Exercise: For the material that follows, list every line containing the word "preview".

Listed records:

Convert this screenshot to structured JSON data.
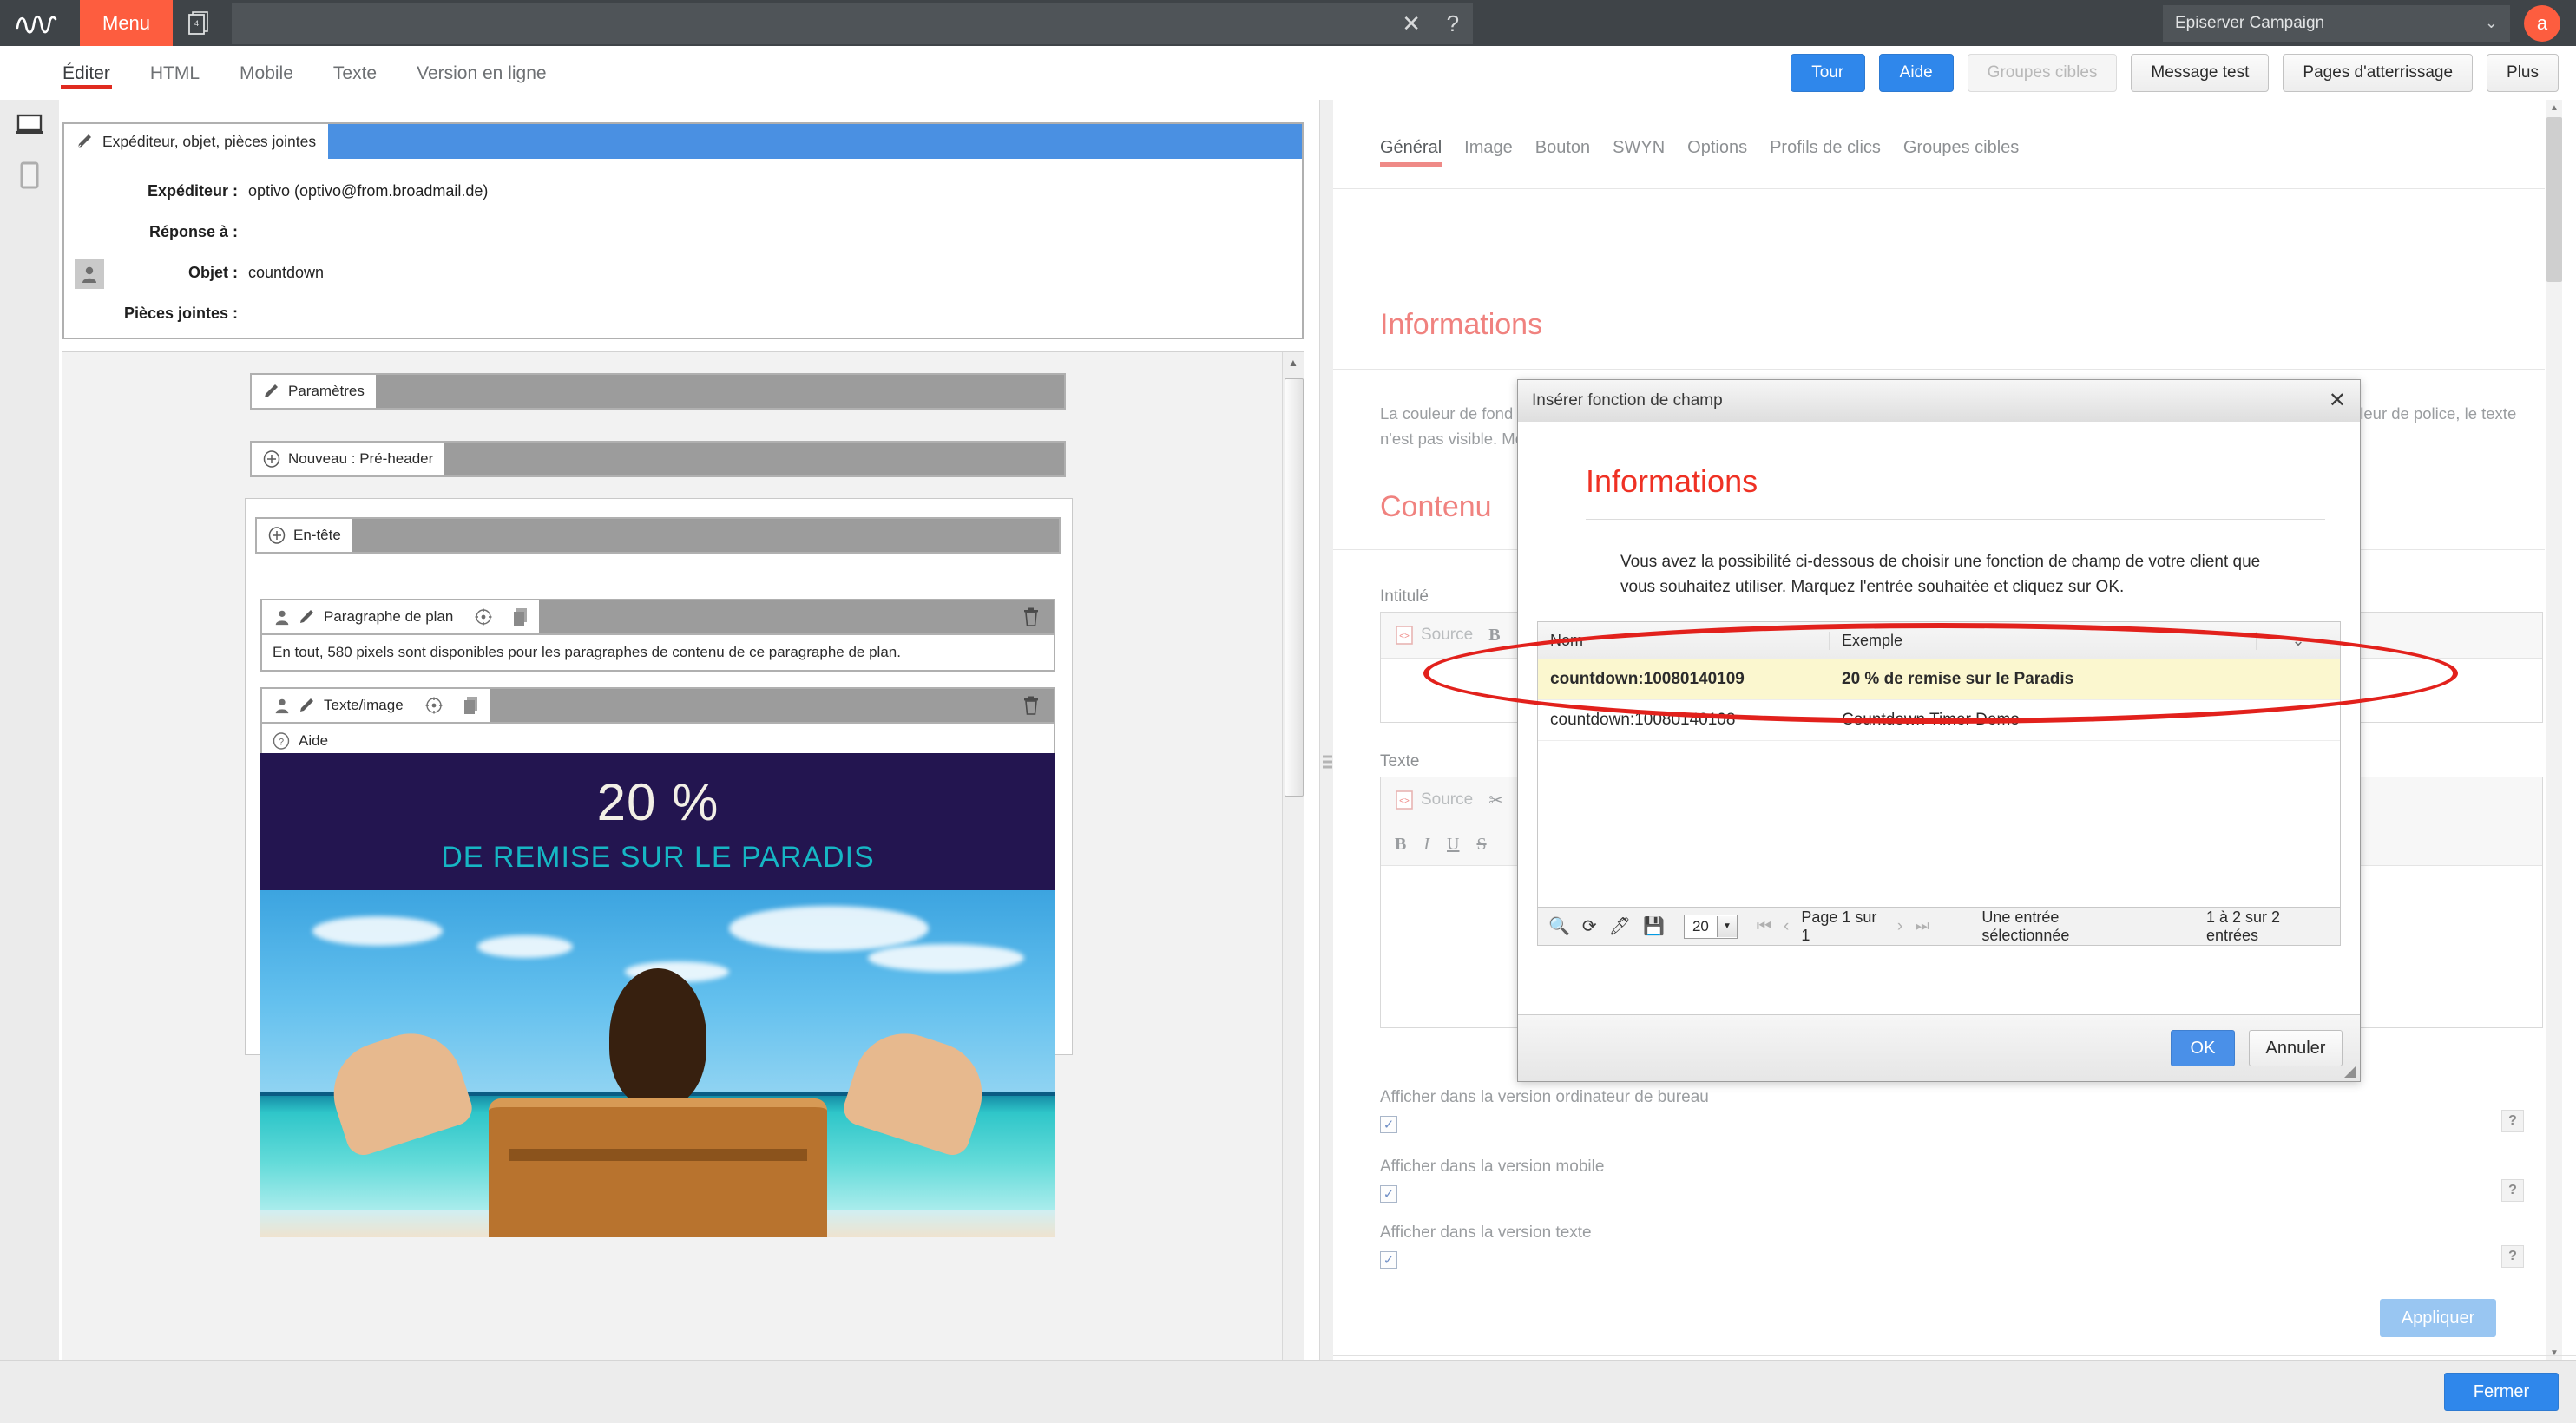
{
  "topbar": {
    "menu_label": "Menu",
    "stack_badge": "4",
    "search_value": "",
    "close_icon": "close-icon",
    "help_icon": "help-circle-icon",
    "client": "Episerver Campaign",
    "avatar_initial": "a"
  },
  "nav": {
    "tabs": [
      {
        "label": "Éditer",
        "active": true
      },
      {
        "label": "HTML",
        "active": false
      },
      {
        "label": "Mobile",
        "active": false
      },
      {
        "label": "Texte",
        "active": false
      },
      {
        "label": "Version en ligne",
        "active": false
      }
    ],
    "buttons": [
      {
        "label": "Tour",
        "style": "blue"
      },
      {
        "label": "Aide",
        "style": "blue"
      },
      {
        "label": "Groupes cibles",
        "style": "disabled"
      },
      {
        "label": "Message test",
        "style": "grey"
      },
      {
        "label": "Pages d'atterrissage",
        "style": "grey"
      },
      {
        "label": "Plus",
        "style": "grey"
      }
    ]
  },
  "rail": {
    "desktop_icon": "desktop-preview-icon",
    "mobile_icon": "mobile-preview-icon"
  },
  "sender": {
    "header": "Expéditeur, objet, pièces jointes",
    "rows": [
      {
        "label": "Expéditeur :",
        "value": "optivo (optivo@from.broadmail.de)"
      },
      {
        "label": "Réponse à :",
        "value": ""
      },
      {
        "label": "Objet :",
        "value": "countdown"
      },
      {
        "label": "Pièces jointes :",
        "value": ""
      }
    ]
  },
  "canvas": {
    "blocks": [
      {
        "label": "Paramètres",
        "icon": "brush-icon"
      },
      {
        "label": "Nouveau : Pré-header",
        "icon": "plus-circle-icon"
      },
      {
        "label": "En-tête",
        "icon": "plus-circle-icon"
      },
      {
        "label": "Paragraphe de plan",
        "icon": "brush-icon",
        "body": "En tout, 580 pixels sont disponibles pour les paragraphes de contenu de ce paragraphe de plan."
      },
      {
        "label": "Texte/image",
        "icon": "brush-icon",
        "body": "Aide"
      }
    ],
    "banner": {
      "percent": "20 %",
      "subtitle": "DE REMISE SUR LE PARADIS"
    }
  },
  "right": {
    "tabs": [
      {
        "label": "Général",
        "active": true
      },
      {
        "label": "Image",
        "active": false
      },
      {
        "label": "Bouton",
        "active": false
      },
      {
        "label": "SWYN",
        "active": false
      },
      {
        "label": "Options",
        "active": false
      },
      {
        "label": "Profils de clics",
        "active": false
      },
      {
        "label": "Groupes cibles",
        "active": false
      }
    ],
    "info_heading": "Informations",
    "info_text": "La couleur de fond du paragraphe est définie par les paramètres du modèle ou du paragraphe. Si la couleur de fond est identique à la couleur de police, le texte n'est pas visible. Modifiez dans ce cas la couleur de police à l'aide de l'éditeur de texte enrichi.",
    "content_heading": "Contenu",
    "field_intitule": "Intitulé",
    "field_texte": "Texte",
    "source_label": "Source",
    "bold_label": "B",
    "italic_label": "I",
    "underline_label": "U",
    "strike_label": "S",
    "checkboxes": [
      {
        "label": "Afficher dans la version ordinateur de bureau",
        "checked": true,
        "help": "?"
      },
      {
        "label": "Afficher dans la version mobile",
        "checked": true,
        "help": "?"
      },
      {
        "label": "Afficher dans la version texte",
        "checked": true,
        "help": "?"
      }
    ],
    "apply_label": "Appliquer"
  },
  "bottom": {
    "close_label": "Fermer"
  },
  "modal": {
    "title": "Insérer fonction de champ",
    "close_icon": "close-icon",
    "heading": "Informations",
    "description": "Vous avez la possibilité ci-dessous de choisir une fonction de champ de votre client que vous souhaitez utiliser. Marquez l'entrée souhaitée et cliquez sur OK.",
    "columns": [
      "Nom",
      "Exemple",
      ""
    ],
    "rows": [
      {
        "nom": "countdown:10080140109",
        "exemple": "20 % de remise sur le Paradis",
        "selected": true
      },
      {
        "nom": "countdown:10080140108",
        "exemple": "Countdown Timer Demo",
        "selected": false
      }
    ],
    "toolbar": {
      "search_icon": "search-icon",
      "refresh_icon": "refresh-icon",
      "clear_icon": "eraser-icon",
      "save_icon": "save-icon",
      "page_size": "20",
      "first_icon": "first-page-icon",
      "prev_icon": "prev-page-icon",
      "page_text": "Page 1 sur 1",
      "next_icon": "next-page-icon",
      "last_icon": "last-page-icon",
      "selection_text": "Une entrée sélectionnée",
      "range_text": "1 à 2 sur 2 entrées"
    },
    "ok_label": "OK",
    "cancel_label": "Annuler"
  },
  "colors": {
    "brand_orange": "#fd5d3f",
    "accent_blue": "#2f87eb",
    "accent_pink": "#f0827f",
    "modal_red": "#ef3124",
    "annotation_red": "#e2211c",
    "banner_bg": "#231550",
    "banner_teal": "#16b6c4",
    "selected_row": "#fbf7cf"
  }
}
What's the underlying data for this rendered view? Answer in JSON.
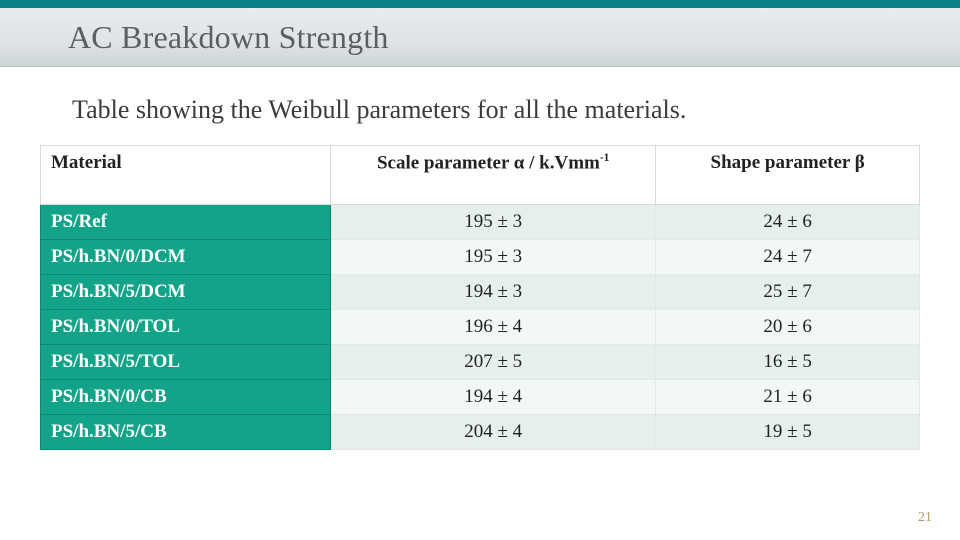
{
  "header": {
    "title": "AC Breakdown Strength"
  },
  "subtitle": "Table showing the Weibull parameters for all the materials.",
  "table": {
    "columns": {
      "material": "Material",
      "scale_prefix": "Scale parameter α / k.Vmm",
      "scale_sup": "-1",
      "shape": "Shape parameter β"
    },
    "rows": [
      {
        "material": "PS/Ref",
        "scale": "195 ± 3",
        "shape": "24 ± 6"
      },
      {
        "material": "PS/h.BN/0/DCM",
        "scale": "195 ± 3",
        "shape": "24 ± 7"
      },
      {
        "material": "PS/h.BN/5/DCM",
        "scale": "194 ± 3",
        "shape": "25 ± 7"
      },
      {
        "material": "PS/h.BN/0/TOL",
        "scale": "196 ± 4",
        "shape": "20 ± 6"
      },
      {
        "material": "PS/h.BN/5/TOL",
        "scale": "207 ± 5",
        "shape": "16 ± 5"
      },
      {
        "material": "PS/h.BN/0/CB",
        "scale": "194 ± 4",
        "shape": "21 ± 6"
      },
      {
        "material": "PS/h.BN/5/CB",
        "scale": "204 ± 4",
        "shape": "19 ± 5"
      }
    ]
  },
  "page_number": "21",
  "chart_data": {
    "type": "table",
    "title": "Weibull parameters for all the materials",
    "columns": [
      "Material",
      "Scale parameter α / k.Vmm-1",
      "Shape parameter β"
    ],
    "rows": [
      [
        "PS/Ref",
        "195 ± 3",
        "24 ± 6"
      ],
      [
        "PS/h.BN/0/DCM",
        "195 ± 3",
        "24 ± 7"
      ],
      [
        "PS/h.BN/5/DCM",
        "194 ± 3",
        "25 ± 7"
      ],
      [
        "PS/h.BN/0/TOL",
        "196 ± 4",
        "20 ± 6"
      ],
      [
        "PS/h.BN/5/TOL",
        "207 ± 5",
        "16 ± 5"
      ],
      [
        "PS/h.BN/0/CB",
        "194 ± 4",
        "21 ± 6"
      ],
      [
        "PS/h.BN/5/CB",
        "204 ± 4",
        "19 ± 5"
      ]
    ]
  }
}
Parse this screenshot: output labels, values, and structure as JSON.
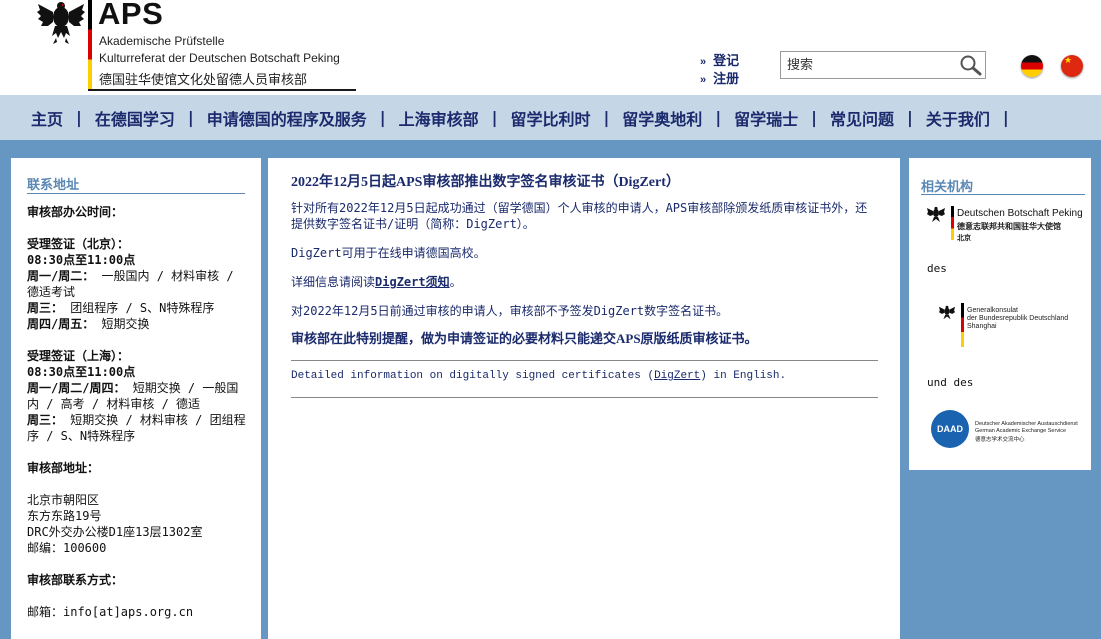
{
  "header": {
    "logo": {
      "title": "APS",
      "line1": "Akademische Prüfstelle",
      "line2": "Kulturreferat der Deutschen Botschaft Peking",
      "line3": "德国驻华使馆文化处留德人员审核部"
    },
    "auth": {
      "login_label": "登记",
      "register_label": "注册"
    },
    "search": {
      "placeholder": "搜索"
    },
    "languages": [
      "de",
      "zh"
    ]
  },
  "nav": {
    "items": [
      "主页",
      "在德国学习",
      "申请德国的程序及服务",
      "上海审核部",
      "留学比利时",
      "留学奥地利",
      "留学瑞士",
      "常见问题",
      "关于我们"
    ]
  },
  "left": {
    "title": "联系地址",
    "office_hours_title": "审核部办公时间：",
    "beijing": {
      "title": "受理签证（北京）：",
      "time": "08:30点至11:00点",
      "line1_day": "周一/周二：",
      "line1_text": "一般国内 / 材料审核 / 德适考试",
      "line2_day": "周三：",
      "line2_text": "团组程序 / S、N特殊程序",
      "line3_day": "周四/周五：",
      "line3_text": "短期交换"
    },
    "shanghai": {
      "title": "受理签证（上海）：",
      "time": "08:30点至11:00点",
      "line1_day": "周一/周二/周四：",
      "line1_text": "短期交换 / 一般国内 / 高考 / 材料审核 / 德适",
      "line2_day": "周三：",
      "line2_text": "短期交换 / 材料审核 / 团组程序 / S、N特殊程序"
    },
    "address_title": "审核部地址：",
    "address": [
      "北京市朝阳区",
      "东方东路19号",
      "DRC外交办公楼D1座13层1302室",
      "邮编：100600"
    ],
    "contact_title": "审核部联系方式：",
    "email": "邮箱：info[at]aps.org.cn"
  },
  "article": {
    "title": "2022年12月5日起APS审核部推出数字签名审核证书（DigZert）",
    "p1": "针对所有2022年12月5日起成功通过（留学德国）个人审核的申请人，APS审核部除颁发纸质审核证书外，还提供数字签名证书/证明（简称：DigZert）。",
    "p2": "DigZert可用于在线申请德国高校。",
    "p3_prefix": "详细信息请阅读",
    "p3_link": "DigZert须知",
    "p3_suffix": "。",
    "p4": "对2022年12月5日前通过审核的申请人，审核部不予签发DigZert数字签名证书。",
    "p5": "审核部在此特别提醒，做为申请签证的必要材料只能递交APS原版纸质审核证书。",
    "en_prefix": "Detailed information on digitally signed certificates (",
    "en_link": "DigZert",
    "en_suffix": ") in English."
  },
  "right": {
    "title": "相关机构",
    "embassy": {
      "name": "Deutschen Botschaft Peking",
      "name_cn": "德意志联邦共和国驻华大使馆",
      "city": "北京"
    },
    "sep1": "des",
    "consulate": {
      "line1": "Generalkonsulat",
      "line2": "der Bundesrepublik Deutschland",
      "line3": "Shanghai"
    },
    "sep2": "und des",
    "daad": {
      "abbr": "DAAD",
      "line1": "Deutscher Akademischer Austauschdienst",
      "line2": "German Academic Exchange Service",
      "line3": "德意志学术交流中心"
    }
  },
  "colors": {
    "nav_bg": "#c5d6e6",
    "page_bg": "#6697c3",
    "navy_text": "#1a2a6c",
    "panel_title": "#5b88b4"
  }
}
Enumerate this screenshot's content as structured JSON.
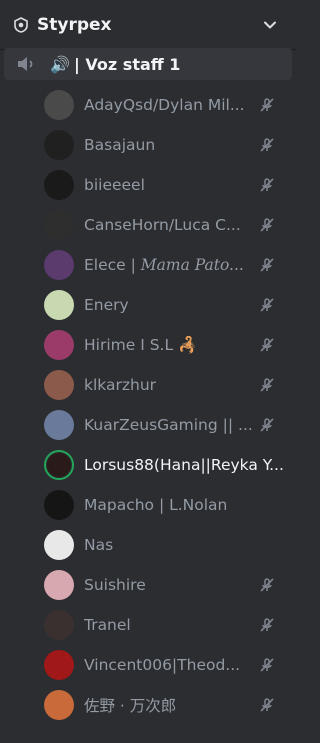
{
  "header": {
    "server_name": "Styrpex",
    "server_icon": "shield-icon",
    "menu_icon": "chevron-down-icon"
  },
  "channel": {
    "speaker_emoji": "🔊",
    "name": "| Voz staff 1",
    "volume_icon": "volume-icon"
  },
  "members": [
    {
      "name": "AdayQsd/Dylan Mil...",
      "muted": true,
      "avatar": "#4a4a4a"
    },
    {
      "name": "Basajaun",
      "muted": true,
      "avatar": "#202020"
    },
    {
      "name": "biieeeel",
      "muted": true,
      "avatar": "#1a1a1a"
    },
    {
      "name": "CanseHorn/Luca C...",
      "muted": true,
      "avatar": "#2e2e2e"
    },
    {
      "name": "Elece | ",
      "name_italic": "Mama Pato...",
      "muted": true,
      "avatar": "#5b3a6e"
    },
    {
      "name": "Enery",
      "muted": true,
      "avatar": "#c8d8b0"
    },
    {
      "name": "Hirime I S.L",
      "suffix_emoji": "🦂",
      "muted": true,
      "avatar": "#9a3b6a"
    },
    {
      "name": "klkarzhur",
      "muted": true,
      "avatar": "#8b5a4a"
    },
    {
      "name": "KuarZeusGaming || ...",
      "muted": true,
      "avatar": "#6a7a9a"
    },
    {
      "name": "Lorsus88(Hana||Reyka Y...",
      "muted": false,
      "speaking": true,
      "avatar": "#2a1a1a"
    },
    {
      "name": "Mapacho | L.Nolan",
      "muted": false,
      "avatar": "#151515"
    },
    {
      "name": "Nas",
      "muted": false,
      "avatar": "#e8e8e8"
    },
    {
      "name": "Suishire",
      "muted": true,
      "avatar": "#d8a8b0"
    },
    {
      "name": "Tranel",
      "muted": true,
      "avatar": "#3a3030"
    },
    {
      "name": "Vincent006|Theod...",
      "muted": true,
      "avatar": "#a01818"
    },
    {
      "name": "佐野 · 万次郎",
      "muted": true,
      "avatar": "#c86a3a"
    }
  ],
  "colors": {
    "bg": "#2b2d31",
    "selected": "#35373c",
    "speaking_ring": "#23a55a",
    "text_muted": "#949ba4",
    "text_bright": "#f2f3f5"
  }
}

Result of this exercise:
    "desktop_icon": "desktop-preview-icon",
    "mobile_icon": "mobile-preview-icon"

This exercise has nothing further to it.